- May 8, 2014 by Rudolph C. Rÿser, Ph.D.
- Apr 28, 2014 by Rudolph C. Rÿser, Ph.D.
The government of Burma (Myanmar) joined 143 UN member states on 13 September 2007 approving without reservation all of the principals and mandates contained in the UN Declaration on the Rights of Indigenous Peoples. Included in the mandates for endorsing states is that decisions by the state affecting the rights and interests of an indigenous… more
- Mar 21, 2014 by Rudolph C. Rÿser, Ph.D.
Who Are the Political Representatives of Indigenous America? As the question of implementing the UN Declaration on the Rights of Indigenous Peoples looms on the political horizon; and the World Conference on Indigenous Peoples in its wobbly fashion rises for its faint moment in September Indigenous America is just waking to the significance of international… more
- Jan 1, 2014 by Rudolph C. Rÿser, Ph.D.
The words we use to discuss the political future of indigenous nations is changing.
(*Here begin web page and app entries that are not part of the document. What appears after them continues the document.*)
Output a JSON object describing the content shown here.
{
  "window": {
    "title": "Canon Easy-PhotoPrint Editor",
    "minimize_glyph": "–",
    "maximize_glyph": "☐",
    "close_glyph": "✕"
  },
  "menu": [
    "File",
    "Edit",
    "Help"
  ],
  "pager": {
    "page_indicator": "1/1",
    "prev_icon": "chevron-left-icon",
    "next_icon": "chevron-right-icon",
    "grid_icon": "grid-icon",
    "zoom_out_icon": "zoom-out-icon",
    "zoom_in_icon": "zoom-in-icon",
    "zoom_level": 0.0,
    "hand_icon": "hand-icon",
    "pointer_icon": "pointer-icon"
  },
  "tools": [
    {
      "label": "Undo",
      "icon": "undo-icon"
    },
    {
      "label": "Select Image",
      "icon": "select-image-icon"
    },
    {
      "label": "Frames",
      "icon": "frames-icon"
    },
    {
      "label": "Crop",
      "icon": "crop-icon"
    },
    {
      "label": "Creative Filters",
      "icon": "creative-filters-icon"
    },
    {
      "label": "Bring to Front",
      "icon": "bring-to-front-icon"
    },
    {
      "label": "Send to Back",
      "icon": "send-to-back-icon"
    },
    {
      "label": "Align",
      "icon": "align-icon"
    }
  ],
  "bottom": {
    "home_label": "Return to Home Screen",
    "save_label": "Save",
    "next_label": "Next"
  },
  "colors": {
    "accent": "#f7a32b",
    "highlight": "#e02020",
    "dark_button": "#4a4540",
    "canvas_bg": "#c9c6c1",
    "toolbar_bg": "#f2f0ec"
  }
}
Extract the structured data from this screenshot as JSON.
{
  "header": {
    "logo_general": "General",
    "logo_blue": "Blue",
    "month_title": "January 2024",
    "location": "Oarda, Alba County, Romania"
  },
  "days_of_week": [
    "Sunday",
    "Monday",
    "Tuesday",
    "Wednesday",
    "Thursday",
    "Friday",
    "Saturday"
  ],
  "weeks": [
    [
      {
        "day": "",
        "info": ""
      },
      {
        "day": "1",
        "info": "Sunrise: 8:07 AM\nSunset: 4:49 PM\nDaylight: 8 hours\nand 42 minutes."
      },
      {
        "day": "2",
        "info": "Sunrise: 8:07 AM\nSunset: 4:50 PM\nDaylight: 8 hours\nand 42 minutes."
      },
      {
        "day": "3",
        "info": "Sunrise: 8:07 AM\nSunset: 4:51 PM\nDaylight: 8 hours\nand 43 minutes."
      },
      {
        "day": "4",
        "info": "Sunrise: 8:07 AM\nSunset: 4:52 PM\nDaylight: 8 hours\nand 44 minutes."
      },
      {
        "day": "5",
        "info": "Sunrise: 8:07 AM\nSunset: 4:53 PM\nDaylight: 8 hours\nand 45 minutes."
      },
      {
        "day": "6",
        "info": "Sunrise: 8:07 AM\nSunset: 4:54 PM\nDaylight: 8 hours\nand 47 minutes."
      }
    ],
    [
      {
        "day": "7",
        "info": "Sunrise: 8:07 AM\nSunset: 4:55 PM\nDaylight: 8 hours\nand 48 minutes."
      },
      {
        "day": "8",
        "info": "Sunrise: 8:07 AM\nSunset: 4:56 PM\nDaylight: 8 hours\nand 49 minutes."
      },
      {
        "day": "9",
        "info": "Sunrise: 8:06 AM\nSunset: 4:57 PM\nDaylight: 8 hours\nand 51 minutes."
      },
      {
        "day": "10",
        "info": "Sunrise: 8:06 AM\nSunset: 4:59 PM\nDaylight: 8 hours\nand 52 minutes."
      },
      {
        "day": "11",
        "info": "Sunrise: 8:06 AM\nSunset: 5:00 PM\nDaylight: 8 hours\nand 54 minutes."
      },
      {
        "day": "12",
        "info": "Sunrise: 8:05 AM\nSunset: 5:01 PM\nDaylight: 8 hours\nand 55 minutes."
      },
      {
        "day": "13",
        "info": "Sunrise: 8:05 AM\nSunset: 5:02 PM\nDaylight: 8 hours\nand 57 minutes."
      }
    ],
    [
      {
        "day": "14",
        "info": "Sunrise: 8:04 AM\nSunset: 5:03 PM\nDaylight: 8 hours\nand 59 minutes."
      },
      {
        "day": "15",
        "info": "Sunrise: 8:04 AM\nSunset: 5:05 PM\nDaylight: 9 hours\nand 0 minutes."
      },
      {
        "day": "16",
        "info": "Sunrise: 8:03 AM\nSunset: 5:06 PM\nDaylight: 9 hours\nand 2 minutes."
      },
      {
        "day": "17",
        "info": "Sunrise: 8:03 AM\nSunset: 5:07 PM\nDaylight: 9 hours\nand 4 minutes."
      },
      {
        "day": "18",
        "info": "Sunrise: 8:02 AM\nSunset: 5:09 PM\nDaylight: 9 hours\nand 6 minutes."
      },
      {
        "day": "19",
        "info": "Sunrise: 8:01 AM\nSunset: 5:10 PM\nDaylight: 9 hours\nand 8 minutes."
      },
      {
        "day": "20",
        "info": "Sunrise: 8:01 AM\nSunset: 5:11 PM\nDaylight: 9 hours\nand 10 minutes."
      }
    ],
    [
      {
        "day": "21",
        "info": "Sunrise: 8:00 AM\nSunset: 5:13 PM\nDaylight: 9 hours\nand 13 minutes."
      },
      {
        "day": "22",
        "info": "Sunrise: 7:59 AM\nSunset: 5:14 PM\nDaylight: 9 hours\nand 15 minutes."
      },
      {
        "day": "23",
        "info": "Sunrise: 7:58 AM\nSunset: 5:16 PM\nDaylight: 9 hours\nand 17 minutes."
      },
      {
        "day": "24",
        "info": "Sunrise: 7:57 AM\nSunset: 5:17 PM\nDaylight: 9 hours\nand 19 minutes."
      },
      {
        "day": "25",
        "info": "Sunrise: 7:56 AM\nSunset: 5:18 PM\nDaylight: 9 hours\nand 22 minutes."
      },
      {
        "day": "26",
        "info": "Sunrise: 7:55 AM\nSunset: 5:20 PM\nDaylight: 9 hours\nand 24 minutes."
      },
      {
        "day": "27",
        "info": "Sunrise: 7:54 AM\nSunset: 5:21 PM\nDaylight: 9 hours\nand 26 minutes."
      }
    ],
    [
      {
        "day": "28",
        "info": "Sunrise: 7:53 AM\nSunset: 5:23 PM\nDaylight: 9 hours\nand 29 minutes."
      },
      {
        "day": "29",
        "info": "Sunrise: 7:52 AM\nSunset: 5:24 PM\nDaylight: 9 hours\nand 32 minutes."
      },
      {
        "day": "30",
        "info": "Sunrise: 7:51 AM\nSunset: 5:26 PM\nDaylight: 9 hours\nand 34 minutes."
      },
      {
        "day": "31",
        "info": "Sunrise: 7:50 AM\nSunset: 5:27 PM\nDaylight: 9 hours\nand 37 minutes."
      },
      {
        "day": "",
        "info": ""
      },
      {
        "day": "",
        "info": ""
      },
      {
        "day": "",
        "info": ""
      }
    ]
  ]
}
A new discussion about indigenous nation governance is moving to the international table: UN Permanent Forum on Indigenous Issues and the World Conference on Indigenous Peoples. 2014 Discussions about the “situation of indigenous peoples” began at the UN Commission on Human… more
- Dec 24, 2013 by Rudolph C. Rÿser, Ph.D.
As I wrote a hopeful post about the coming independence of South Sudan (population: 11,090,000) in February 2011 I warily pointed to soldiers from what became South Sudan who had fought against the South as members of the Sudanese Army, I worried about the decision to integrate these opposing soldiers into the South Sudanese Armed… more